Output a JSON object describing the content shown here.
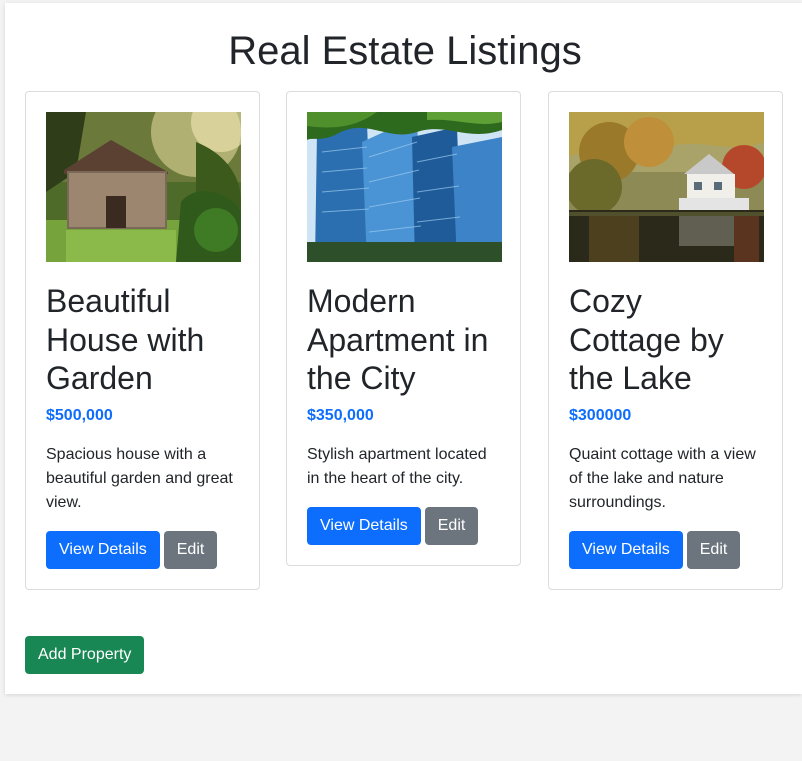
{
  "page": {
    "title": "Real Estate Listings",
    "add_label": "Add Property"
  },
  "colors": {
    "price": "#0d6efd",
    "primary": "#0d6efd",
    "secondary": "#6c757d",
    "success": "#198754"
  },
  "listings": [
    {
      "title": "Beautiful House with Garden",
      "price": "$500,000",
      "description": "Spacious house with a beautiful garden and great view.",
      "view_label": "View Details",
      "edit_label": "Edit",
      "image": "stone-cottage-in-garden"
    },
    {
      "title": "Modern Apartment in the City",
      "price": "$350,000",
      "description": "Stylish apartment located in the heart of the city.",
      "view_label": "View Details",
      "edit_label": "Edit",
      "image": "glass-skyscrapers"
    },
    {
      "title": "Cozy Cottage by the Lake",
      "price": "$300000",
      "description": "Quaint cottage with a view of the lake and nature surroundings.",
      "view_label": "View Details",
      "edit_label": "Edit",
      "image": "lakeside-house-autumn"
    }
  ]
}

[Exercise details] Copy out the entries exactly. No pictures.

[Expected answer]
Output a JSON object describing the content shown here.
{
  "page": {
    "title": "Real Estate Listings",
    "add_label": "Add Property"
  },
  "colors": {
    "price": "#0d6efd",
    "primary": "#0d6efd",
    "secondary": "#6c757d",
    "success": "#198754"
  },
  "listings": [
    {
      "title": "Beautiful House with Garden",
      "price": "$500,000",
      "description": "Spacious house with a beautiful garden and great view.",
      "view_label": "View Details",
      "edit_label": "Edit",
      "image": "stone-cottage-in-garden"
    },
    {
      "title": "Modern Apartment in the City",
      "price": "$350,000",
      "description": "Stylish apartment located in the heart of the city.",
      "view_label": "View Details",
      "edit_label": "Edit",
      "image": "glass-skyscrapers"
    },
    {
      "title": "Cozy Cottage by the Lake",
      "price": "$300000",
      "description": "Quaint cottage with a view of the lake and nature surroundings.",
      "view_label": "View Details",
      "edit_label": "Edit",
      "image": "lakeside-house-autumn"
    }
  ]
}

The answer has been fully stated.